I was sickened to read this week that a whale was beached dead with 40 kilos of plastic waste in its stomach. https://www.bbc.co.uk/news/world-asia-47608949 Another piece of evidence that demonstrates how plastic waste is destroying the natural (and human) environments. What more do we need to know before something changes?
Think differently, the now infamous advertising campaign produced by Apple between 1997 and 2002 highlighted that people who see things differently change things:
“Here’s to the crazy ones, the misfits, the rebels, the troublemakers, the round pegs in the square holes… the ones who see things differently — they’re not fond of rules… You can quote them, disagree with them, glorify or vilify them, but the only thing you can’t do is ignore them because they change things… they push the human race forward, and while some may see them as the crazy ones, we see genius, because the ones who are crazy enough to think that they can change the world, are the ones who do.”
*Steve Jobs, Apple 1997.
On the 18th February the Government published a series of documents asking for the public views on key areas of waste management. Resident expert David Newman has compiled the top five things you need to know from the consultations. You can find out more and have your say by visiting the Gov.uk
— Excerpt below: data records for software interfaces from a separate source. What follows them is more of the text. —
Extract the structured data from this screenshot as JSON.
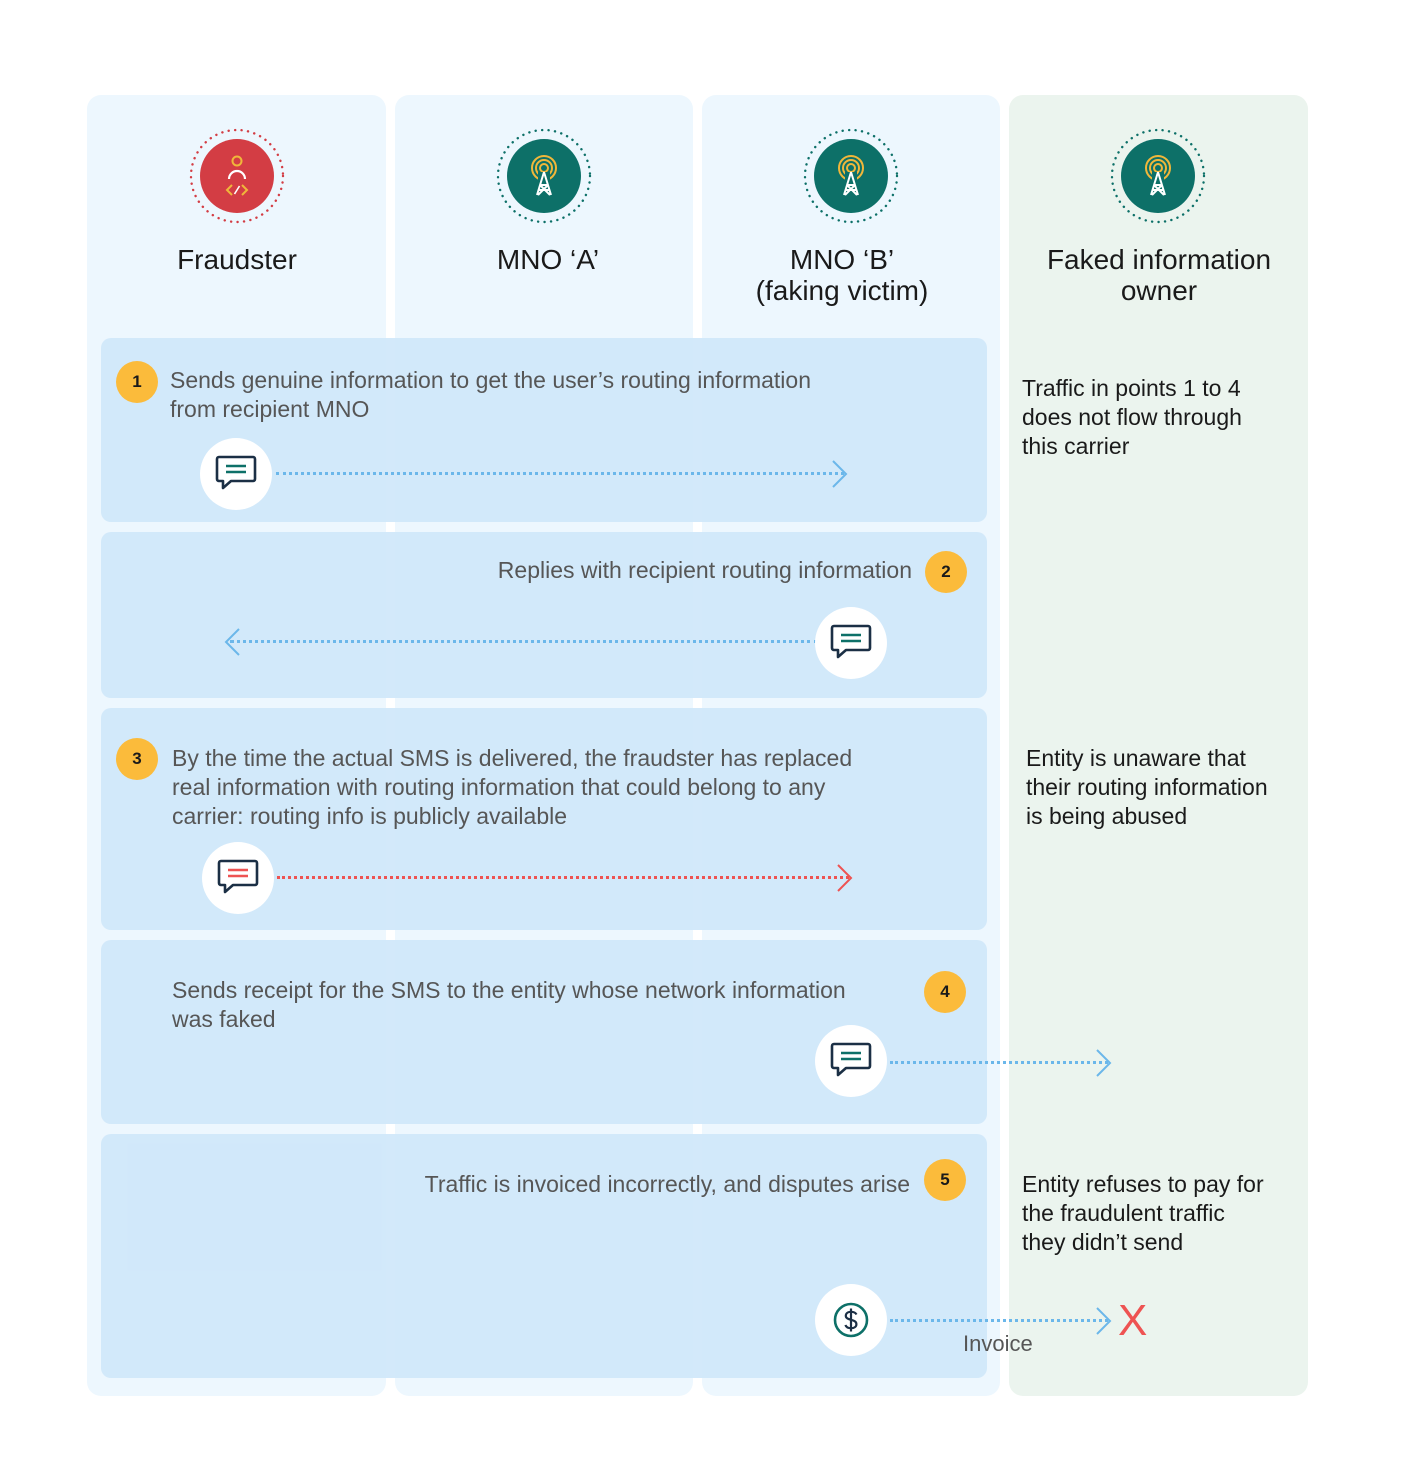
{
  "colors": {
    "column_blue": "#edf7fe",
    "column_green": "#ebf4ee",
    "row_blue": "#cfe7fa",
    "badge": "#fbbb3b",
    "fraudster_red": "#d33d44",
    "mno_teal": "#0d7068",
    "signal_yellow": "#f0b73a",
    "arrow_blue": "#6bb7ea",
    "arrow_red": "#ee5352",
    "x_red": "#ee5352"
  },
  "actors": [
    {
      "id": "fraudster",
      "label": "Fraudster",
      "icon": "fraudster-icon"
    },
    {
      "id": "mno-a",
      "label": "MNO ‘A’",
      "icon": "cell-tower-icon"
    },
    {
      "id": "mno-b",
      "label": "MNO ‘B’\n(faking victim)",
      "label_line1": "MNO ‘B’",
      "label_line2": "(faking victim)",
      "icon": "cell-tower-icon"
    },
    {
      "id": "owner",
      "label": "Faked information owner",
      "label_line1": "Faked information",
      "label_line2": "owner",
      "icon": "cell-tower-icon"
    }
  ],
  "steps": [
    {
      "number": "1",
      "text": "Sends genuine information to get the user’s routing information from recipient MNO",
      "line1": "Sends genuine information to get the user’s routing information",
      "line2": "from recipient MNO",
      "icon": "message-icon",
      "direction": "right",
      "arrow_color": "blue"
    },
    {
      "number": "2",
      "text": "Replies with recipient routing information",
      "icon": "message-icon",
      "direction": "left",
      "arrow_color": "blue"
    },
    {
      "number": "3",
      "text": "By the time the actual SMS is delivered, the fraudster has replaced real information with routing information that could belong to any carrier: routing info is publicly available",
      "line1": "By the time the actual SMS is delivered, the fraudster has replaced",
      "line2": "real information with routing information that could belong to any",
      "line3": "carrier: routing info is publicly available",
      "icon": "message-icon-red",
      "direction": "right",
      "arrow_color": "red"
    },
    {
      "number": "4",
      "text": "Sends receipt for the SMS to the entity whose network information was faked",
      "line1": "Sends receipt for the SMS to the entity whose network information",
      "line2": "was faked",
      "icon": "message-icon",
      "direction": "right",
      "arrow_color": "blue"
    },
    {
      "number": "5",
      "text": "Traffic is invoiced incorrectly, and disputes arise",
      "icon": "dollar-icon",
      "direction": "right",
      "arrow_color": "blue",
      "arrow_label": "Invoice",
      "end_mark": "X"
    }
  ],
  "notes": [
    {
      "text": "Traffic in points 1 to 4 does not flow through this carrier",
      "line1": "Traffic in points 1 to 4",
      "line2": "does not flow through",
      "line3": "this carrier"
    },
    {
      "text": "Entity is unaware that their routing information is being abused",
      "line1": "Entity is unaware that",
      "line2": "their routing information",
      "line3": "is being abused"
    },
    {
      "text": "Entity refuses to pay for the fraudulent traffic they didn’t send",
      "line1": "Entity refuses to pay for",
      "line2": "the fraudulent traffic",
      "line3": "they didn’t send"
    }
  ]
}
*As many powers are already devolved to Scotland and Wales, these consultations mainly concern England.
I was recently asked to present at the Institute of Workplace and Facilities Management (formerly BIFM) AGM about the plastic’s ‘crisis’. A subject that I had written about for World Environment day last year. In the article, I called on organisations to really think about, and investigate what happens to their wastes, rather than implementing a ‘quick fix’ solution that could do more harm than good.
On November 29th I was invited to join Liz Bonnin, BBC environmental documentarist, to talk at the Royal Geographic Society on how we as a Planet are ‘drowning in plastics’ a documentary originally produced by the BBC in September. The panel discussion included Richard Thompson, Marine Biologist, Sian Sutherland, Co-Founder of A Plastics Planet and Research, Stephanie Wright from Kings College London.
Liz opened the event illustrating how plastics have entered every part of our lives, from oceans to small villages in Indonesia.
Where in Scotland does the public sector, private sector, community, investors and third sector come together to build innovative, industry defining ideas? The answer is CivTech®.
A unique accelerator programme run by the Scottish Government that empowers public sector organisations to lay out specific challenges for private sector companies to solve.
My name is Jack and I’m developing our answer to Challenge 6, set by National Services Scotland, “How can we transform the re-use of products for NHS Scotland?”. It was a pleasure to talk with Derek Mackay MSP (Cabinet Secretary for Finance, Economy & Fair Work) about Scotland's growing circular economy...but I wish I had worn a smarter jumper(!)